Bedding & Blankets
Soft lambswool, fine cashmere, warm merino, lustrous mohair
Wool blankets are truly comforting and cosy. Despite the emergence of synthetic fibres, this soft, strong material has stood the test of time – and the demand for woollen products is as strong as ever. This versatile fibre can be arranged in a variety of ways with many different beautiful colours and patterns – so pure woollen blankets make a beautiful yet practical addition to any home.
We buy all our artisanal wool, cashmere, merino, lambswool and mohair blankets from hand-selected Irish and Welsh Mills – as we firmly believe that nobody does it better. Processing wool is a complex, artisan discipline that involves many stages – and it’s the attention to detail and experience of these master craftsmen that shine through throughout our product range. Farmers shear their sheep one a year, usually in Spring. This is still a task undertaken by hand by a skilled professional shearer. After the wool is removed from the sheep it is classed, graded and sorted. It is then sent to a Woollen Mill where carding machines pull, stretch, spin and twist the wool to make yarn. This beautiful yarn is then used to weave cloth and stunning individual blankets and bedding.

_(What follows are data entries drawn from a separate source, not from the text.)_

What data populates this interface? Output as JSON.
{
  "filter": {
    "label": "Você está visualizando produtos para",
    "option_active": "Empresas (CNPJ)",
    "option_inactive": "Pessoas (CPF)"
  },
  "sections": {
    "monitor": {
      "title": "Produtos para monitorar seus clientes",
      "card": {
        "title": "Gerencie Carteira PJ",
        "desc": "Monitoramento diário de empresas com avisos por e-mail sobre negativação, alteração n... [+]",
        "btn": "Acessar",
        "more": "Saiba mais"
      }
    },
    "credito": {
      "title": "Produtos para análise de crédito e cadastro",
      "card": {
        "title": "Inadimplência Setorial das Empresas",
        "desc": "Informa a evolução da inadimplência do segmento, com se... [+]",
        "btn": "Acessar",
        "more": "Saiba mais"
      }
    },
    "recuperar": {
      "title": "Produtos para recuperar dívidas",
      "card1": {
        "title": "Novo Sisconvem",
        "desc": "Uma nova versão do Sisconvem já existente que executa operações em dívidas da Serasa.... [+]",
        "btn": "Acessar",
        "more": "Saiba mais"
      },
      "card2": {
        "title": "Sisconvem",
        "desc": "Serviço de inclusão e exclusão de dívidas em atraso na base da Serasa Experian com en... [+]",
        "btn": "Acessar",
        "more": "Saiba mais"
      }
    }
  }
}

Only a few working mills operate in Britain today. In recent years there has been a resurgence in the popularity of British woollen products – and they are now seen as a modern luxury. Throw one of our wool blankets over your bed or sofa for a snug, comforting way to accessorise – or impart a pop of colour within an otherwise neutral colour scheme. Our blankets come in a variety of different colours and designs – so there’s something to suit every taste and interior style.
The fastest time to shear a single sheep is recorded by The Guinness Book of World Records at 37.90 seconds (by Irishman Ivan Scott on 4th April 2010).

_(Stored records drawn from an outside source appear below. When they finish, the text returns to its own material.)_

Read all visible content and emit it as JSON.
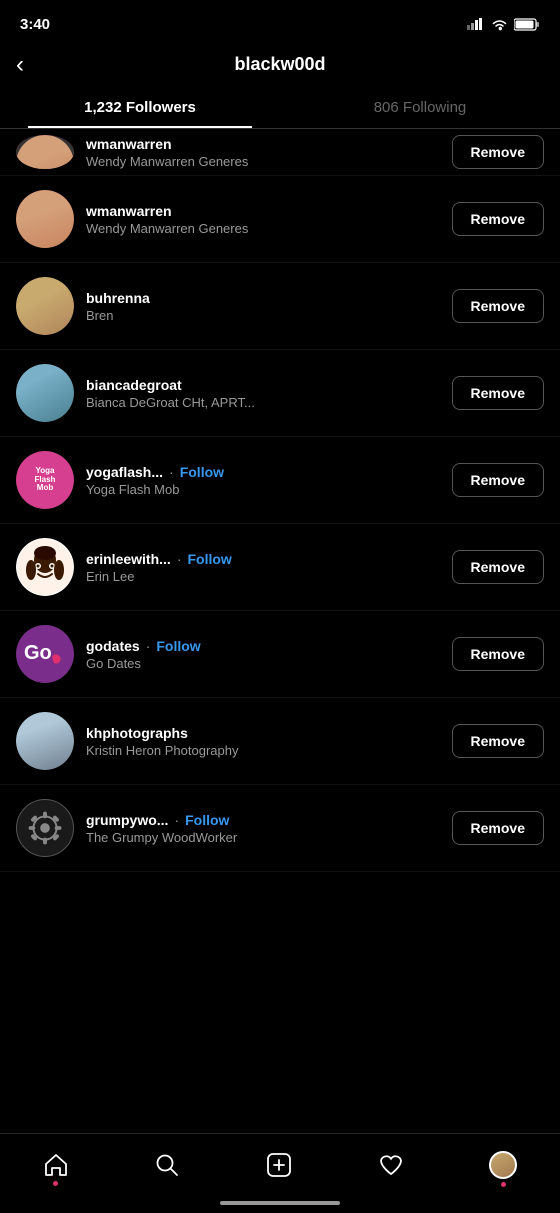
{
  "statusBar": {
    "time": "3:40",
    "signal": "signal-icon",
    "wifi": "wifi-icon",
    "battery": "battery-icon"
  },
  "header": {
    "back": "<",
    "title": "blackw00d",
    "backLabel": "back"
  },
  "tabs": [
    {
      "id": "followers",
      "label": "1,232 Followers",
      "active": true
    },
    {
      "id": "following",
      "label": "806 Following",
      "active": false
    }
  ],
  "followers": [
    {
      "id": 1,
      "username": "wmanwarren",
      "displayName": "Wendy Manwarren Generes",
      "followBack": false,
      "avatarStyle": "photo1",
      "hasRing": true,
      "partial": true
    },
    {
      "id": 2,
      "username": "wmanwarren",
      "displayName": "Wendy Manwarren Generes",
      "followBack": false,
      "avatarStyle": "photo1",
      "hasRing": true,
      "partial": false
    },
    {
      "id": 3,
      "username": "buhrenna",
      "displayName": "Bren",
      "followBack": false,
      "avatarStyle": "photo2",
      "hasRing": false,
      "partial": false
    },
    {
      "id": 4,
      "username": "biancadegroat",
      "displayName": "Bianca DeGroat CHt, APRT...",
      "followBack": false,
      "avatarStyle": "photo3",
      "hasRing": false,
      "partial": false
    },
    {
      "id": 5,
      "username": "yogaflash...",
      "displayName": "Yoga Flash Mob",
      "followBack": true,
      "followLabel": "Follow",
      "avatarStyle": "pink-logo",
      "hasRing": false,
      "partial": false
    },
    {
      "id": 6,
      "username": "erinleewith...",
      "displayName": "Erin Lee",
      "followBack": true,
      "followLabel": "Follow",
      "avatarStyle": "toon-white",
      "hasRing": false,
      "partial": false
    },
    {
      "id": 7,
      "username": "godates",
      "displayName": "Go Dates",
      "followBack": true,
      "followLabel": "Follow",
      "avatarStyle": "go-purple",
      "hasRing": false,
      "partial": false
    },
    {
      "id": 8,
      "username": "khphotographs",
      "displayName": "Kristin Heron Photography",
      "followBack": false,
      "avatarStyle": "photo5",
      "hasRing": false,
      "partial": false
    },
    {
      "id": 9,
      "username": "grumpywo...",
      "displayName": "The Grumpy WoodWorker",
      "followBack": true,
      "followLabel": "Follow",
      "avatarStyle": "dark-gear",
      "hasRing": false,
      "partial": false
    }
  ],
  "buttons": {
    "remove": "Remove",
    "follow": "Follow"
  },
  "bottomNav": {
    "items": [
      "home",
      "search",
      "add",
      "heart",
      "profile"
    ]
  }
}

In the 12th century, wool was spun on hand operated spinning machines and was mainly a cottage industry. Water powered mills enabled rapid expansion. The advent of rail flooded the market with cheaper, inferior products and hastened the decline of the industry, which went into rapid decline after World War I. Only a few working mills operate in Britain today. In recent years there has been a resurgence in the popularity of British woollen products.